▶ TASK PROMPT
Restate, word for word, each record that follows.
Top of RECORDS SUPPLIED
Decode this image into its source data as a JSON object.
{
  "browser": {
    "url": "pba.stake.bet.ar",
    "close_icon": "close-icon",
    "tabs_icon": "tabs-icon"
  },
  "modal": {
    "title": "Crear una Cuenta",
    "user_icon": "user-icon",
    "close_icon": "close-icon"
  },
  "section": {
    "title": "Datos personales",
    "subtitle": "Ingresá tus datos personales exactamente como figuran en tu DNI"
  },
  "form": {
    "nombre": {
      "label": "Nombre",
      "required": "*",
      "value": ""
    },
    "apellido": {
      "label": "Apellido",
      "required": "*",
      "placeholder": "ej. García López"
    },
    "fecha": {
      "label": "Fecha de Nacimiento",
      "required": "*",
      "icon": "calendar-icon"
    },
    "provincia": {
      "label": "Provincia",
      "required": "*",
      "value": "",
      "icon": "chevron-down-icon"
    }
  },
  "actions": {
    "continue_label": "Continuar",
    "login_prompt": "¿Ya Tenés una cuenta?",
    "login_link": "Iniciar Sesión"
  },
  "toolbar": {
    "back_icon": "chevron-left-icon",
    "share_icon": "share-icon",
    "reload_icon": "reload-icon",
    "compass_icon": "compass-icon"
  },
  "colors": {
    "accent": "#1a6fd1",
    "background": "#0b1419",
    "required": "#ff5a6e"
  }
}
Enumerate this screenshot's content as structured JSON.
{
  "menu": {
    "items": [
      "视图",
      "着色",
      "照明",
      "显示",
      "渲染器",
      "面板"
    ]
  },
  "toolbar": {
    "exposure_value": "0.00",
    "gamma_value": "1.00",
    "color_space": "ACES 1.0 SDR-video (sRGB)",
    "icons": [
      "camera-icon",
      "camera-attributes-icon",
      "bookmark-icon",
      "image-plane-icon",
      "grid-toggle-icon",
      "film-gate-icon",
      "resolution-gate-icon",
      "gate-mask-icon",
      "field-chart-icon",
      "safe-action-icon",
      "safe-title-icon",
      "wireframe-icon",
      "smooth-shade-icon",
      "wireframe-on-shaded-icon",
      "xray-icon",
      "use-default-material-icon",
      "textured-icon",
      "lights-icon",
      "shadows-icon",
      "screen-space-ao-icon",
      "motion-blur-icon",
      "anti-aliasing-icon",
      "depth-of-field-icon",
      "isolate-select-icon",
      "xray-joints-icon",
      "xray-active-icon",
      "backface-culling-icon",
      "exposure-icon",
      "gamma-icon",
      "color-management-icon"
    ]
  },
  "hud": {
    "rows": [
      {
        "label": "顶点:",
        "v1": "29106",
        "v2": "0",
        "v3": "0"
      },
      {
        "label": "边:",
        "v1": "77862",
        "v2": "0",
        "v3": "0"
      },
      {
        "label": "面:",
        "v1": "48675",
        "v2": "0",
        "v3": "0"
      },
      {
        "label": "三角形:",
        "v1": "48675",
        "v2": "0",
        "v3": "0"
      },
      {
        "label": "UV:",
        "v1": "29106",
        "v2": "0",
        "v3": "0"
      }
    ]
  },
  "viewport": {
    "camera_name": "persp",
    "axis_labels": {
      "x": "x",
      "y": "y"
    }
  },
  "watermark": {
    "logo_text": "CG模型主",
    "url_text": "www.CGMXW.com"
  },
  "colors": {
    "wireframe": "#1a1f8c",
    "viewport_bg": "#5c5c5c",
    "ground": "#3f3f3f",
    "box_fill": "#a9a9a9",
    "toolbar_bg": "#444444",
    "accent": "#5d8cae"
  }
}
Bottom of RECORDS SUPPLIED
▶ ANSWER BELOW
Decode this image into its source data as a JSON object.
{
  "browser": {
    "url": "pba.stake.bet.ar",
    "close_icon": "close-icon",
    "tabs_icon": "tabs-icon"
  },
  "modal": {
    "title": "Crear una Cuenta",
    "user_icon": "user-icon",
    "close_icon": "close-icon"
  },
  "section": {
    "title": "Datos personales",
    "subtitle": "Ingresá tus datos personales exactamente como figuran en tu DNI"
  },
  "form": {
    "nombre": {
      "label": "Nombre",
      "required": "*",
      "value": ""
    },
    "apellido": {
      "label": "Apellido",
      "required": "*",
      "placeholder": "ej. García López"
    },
    "fecha": {
      "label": "Fecha de Nacimiento",
      "required": "*",
      "icon": "calendar-icon"
    },
    "provincia": {
      "label": "Provincia",
      "required": "*",
      "value": "",
      "icon": "chevron-down-icon"
    }
  },
  "actions": {
    "continue_label": "Continuar",
    "login_prompt": "¿Ya Tenés una cuenta?",
    "login_link": "Iniciar Sesión"
  },
  "toolbar": {
    "back_icon": "chevron-left-icon",
    "share_icon": "share-icon",
    "reload_icon": "reload-icon",
    "compass_icon": "compass-icon"
  },
  "colors": {
    "accent": "#1a6fd1",
    "background": "#0b1419",
    "required": "#ff5a6e"
  }
}
Enumerate this screenshot's content as structured JSON.
{
  "menu": {
    "items": [
      "视图",
      "着色",
      "照明",
      "显示",
      "渲染器",
      "面板"
    ]
  },
  "toolbar": {
    "exposure_value": "0.00",
    "gamma_value": "1.00",
    "color_space": "ACES 1.0 SDR-video (sRGB)",
    "icons": [
      "camera-icon",
      "camera-attributes-icon",
      "bookmark-icon",
      "image-plane-icon",
      "grid-toggle-icon",
      "film-gate-icon",
      "resolution-gate-icon",
      "gate-mask-icon",
      "field-chart-icon",
      "safe-action-icon",
      "safe-title-icon",
      "wireframe-icon",
      "smooth-shade-icon",
      "wireframe-on-shaded-icon",
      "xray-icon",
      "use-default-material-icon",
      "textured-icon",
      "lights-icon",
      "shadows-icon",
      "screen-space-ao-icon",
      "motion-blur-icon",
      "anti-aliasing-icon",
      "depth-of-field-icon",
      "isolate-select-icon",
      "xray-joints-icon",
      "xray-active-icon",
      "backface-culling-icon",
      "exposure-icon",
      "gamma-icon",
      "color-management-icon"
    ]
  },
  "hud": {
    "rows": [
      {
        "label": "顶点:",
        "v1": "29106",
        "v2": "0",
        "v3": "0"
      },
      {
        "label": "边:",
        "v1": "77862",
        "v2": "0",
        "v3": "0"
      },
      {
        "label": "面:",
        "v1": "48675",
        "v2": "0",
        "v3": "0"
      },
      {
        "label": "三角形:",
        "v1": "48675",
        "v2": "0",
        "v3": "0"
      },
      {
        "label": "UV:",
        "v1": "29106",
        "v2": "0",
        "v3": "0"
      }
    ]
  },
  "viewport": {
    "camera_name": "persp",
    "axis_labels": {
      "x": "x",
      "y": "y"
    }
  },
  "watermark": {
    "logo_text": "CG模型主",
    "url_text": "www.CGMXW.com"
  },
  "colors": {
    "wireframe": "#1a1f8c",
    "viewport_bg": "#5c5c5c",
    "ground": "#3f3f3f",
    "box_fill": "#a9a9a9",
    "toolbar_bg": "#444444",
    "accent": "#5d8cae"
  }
}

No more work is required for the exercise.